*RAW DATA:*
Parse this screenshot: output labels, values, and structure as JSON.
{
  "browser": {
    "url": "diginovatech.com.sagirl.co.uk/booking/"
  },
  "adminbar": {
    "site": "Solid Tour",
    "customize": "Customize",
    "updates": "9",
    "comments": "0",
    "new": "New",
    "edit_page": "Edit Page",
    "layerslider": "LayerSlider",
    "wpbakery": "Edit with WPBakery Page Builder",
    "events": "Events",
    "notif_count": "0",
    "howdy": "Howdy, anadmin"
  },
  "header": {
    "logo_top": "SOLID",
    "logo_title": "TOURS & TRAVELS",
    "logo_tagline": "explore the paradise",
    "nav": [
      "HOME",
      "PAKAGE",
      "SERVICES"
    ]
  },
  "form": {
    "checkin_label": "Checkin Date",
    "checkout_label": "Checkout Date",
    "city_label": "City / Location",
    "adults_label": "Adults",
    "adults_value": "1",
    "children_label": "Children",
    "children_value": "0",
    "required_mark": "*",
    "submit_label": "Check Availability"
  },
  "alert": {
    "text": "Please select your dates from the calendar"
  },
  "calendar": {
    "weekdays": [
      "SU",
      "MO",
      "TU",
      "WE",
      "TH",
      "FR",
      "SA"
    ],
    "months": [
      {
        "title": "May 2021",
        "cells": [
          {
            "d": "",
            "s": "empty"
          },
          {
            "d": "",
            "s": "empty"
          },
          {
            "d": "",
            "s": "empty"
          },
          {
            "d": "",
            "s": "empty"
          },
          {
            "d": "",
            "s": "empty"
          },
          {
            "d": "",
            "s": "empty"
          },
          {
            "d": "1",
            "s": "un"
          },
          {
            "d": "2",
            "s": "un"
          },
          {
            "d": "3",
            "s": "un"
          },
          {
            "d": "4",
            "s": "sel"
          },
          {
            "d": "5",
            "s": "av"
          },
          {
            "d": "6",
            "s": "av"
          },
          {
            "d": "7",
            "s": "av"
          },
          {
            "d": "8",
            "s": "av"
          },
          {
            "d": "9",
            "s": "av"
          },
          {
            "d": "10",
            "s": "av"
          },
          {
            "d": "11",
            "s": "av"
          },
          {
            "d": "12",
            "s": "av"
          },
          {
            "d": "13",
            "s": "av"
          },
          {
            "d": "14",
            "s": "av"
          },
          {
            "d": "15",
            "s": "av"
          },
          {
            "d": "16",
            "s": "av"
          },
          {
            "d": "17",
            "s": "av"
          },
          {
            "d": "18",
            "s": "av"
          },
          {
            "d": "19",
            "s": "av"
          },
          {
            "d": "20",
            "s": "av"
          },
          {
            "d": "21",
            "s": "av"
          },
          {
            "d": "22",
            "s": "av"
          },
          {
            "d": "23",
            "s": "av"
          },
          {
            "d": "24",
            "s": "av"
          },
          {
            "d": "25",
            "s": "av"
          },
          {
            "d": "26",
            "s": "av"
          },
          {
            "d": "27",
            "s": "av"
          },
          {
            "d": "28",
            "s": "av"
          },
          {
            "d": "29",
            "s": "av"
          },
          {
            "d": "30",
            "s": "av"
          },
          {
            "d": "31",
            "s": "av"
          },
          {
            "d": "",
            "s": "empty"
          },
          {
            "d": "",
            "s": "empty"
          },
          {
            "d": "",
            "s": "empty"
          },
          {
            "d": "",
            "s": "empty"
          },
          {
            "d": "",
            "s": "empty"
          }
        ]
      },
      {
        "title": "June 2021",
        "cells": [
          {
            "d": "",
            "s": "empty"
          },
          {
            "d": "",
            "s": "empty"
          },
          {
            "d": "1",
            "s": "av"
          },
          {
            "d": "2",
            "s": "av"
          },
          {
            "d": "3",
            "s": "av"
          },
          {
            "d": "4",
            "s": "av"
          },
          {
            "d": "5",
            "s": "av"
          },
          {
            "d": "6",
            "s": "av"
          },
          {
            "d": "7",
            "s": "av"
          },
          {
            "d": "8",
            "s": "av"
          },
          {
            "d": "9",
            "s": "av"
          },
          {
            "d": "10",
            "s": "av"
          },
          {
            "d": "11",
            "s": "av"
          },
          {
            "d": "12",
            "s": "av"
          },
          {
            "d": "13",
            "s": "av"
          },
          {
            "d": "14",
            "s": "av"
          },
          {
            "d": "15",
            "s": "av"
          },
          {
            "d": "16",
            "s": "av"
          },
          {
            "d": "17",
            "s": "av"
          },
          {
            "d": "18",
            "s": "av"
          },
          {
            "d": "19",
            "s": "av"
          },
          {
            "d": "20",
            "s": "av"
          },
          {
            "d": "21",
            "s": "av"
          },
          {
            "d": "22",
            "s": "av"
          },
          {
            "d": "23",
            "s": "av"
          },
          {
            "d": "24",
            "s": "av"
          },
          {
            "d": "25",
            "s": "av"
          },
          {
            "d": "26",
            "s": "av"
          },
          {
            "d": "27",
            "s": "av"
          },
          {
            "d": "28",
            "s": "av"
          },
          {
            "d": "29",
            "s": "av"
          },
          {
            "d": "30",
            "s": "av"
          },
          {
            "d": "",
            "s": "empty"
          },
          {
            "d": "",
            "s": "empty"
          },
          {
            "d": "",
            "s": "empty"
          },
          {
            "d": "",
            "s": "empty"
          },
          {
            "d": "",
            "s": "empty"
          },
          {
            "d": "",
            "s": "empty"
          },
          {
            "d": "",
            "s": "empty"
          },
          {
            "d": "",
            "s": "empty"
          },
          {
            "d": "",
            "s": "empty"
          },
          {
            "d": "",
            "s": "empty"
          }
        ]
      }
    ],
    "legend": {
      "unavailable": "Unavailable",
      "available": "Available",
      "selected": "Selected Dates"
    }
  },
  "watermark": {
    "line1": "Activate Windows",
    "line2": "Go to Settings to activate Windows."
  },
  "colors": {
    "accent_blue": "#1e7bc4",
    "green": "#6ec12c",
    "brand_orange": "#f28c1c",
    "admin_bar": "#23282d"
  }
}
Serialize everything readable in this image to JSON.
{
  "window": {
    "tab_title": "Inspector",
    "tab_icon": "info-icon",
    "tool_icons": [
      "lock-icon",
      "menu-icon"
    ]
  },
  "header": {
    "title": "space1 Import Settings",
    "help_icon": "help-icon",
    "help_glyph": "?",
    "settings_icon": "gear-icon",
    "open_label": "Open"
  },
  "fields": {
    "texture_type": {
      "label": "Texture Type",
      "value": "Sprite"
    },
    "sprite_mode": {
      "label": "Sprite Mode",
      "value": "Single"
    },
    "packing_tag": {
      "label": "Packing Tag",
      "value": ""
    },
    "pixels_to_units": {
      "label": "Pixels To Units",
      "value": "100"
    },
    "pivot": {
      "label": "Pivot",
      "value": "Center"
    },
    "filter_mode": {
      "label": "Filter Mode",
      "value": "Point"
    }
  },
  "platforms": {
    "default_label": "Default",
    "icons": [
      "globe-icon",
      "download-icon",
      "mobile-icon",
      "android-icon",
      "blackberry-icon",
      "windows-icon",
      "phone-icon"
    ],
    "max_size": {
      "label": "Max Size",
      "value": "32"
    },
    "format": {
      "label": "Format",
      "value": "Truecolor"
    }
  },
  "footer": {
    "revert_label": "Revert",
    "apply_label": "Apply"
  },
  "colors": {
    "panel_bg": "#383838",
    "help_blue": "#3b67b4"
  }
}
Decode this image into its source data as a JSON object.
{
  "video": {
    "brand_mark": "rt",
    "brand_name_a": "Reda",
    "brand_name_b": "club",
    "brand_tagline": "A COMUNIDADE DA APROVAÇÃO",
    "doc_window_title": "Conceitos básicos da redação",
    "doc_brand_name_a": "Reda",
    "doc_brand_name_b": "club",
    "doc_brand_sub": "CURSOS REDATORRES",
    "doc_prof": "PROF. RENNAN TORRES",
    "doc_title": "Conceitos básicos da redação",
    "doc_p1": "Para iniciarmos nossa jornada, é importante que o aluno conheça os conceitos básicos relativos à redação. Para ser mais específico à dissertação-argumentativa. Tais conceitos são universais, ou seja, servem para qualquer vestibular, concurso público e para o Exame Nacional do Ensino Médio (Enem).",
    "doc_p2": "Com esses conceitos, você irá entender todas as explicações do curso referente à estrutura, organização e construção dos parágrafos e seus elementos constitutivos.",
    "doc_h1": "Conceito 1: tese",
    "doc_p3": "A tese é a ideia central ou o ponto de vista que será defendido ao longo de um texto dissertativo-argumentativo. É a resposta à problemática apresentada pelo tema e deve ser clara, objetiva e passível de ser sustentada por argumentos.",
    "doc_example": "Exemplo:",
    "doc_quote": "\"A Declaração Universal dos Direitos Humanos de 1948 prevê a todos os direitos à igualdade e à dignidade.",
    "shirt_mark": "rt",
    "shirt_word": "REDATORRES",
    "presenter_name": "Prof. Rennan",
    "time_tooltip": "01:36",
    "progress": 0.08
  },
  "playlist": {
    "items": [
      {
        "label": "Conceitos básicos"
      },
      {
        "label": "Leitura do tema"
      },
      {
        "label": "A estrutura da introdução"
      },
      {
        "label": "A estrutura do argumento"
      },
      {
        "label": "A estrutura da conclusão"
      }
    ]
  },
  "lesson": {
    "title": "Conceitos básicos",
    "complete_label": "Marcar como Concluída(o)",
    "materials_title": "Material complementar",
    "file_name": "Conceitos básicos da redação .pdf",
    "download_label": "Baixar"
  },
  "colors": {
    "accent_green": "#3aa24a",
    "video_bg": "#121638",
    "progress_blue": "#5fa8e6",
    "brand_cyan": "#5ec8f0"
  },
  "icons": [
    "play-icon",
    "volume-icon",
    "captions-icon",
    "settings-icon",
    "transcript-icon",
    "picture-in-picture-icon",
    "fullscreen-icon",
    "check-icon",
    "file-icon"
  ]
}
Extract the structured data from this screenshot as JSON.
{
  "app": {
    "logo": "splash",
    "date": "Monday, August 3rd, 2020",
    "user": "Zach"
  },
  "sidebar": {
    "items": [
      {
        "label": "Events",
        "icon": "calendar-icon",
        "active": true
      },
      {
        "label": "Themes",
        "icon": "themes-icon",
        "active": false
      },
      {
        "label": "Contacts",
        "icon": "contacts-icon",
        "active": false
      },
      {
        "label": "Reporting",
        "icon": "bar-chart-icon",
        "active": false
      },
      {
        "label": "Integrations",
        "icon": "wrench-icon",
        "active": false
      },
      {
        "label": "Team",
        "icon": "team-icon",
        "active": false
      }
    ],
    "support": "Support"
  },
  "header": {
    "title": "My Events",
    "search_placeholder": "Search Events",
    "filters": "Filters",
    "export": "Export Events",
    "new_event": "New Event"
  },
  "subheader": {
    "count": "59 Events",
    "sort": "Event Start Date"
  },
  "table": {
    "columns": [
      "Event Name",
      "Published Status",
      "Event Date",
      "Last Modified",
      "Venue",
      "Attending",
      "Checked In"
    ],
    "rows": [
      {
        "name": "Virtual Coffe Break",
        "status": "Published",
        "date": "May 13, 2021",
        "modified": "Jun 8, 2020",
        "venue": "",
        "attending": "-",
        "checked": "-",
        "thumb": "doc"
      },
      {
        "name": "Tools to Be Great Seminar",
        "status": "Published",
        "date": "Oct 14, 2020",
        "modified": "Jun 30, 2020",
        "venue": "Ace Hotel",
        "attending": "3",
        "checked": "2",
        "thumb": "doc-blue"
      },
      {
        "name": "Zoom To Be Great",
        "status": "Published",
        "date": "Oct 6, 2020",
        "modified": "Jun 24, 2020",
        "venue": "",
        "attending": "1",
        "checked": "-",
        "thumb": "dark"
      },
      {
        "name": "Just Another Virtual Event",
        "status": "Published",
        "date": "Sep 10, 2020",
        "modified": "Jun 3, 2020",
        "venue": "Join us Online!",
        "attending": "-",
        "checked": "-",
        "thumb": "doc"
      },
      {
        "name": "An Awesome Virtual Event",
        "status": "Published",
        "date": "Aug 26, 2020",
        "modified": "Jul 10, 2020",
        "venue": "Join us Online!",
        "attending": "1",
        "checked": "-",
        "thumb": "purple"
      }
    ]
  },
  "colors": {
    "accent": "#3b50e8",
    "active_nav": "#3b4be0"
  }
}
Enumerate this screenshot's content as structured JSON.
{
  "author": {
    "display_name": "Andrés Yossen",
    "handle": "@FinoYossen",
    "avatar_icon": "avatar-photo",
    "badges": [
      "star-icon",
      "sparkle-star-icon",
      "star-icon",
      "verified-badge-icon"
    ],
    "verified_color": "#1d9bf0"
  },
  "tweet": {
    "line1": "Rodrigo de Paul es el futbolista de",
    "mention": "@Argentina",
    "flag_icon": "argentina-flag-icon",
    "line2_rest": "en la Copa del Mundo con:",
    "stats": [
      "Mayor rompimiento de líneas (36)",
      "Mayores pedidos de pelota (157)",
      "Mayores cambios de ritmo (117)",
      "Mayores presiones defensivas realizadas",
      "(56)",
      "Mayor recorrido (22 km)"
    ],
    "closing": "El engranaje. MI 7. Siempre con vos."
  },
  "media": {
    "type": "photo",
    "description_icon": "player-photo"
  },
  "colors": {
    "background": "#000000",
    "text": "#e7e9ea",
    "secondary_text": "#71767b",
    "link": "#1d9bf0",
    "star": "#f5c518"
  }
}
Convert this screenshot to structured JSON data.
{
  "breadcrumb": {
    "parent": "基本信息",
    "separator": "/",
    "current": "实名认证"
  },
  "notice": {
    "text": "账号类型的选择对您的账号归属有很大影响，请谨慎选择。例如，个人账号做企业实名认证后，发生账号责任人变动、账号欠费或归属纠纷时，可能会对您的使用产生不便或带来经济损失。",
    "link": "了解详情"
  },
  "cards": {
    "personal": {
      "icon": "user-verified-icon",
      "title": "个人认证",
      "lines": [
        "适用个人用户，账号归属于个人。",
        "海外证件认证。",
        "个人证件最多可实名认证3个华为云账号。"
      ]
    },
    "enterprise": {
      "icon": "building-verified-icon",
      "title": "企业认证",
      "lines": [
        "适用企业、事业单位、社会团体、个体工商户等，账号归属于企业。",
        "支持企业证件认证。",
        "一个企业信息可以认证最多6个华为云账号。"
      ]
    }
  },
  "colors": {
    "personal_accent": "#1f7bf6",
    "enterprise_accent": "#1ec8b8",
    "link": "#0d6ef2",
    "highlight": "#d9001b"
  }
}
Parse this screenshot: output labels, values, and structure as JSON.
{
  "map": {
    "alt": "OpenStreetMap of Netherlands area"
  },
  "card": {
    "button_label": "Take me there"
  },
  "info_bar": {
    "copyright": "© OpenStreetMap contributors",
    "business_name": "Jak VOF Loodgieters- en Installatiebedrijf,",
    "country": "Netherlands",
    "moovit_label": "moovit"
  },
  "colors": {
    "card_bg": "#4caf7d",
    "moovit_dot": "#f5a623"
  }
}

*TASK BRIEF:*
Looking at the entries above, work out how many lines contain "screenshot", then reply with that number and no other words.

*PROBLEM SOLUTION:*
5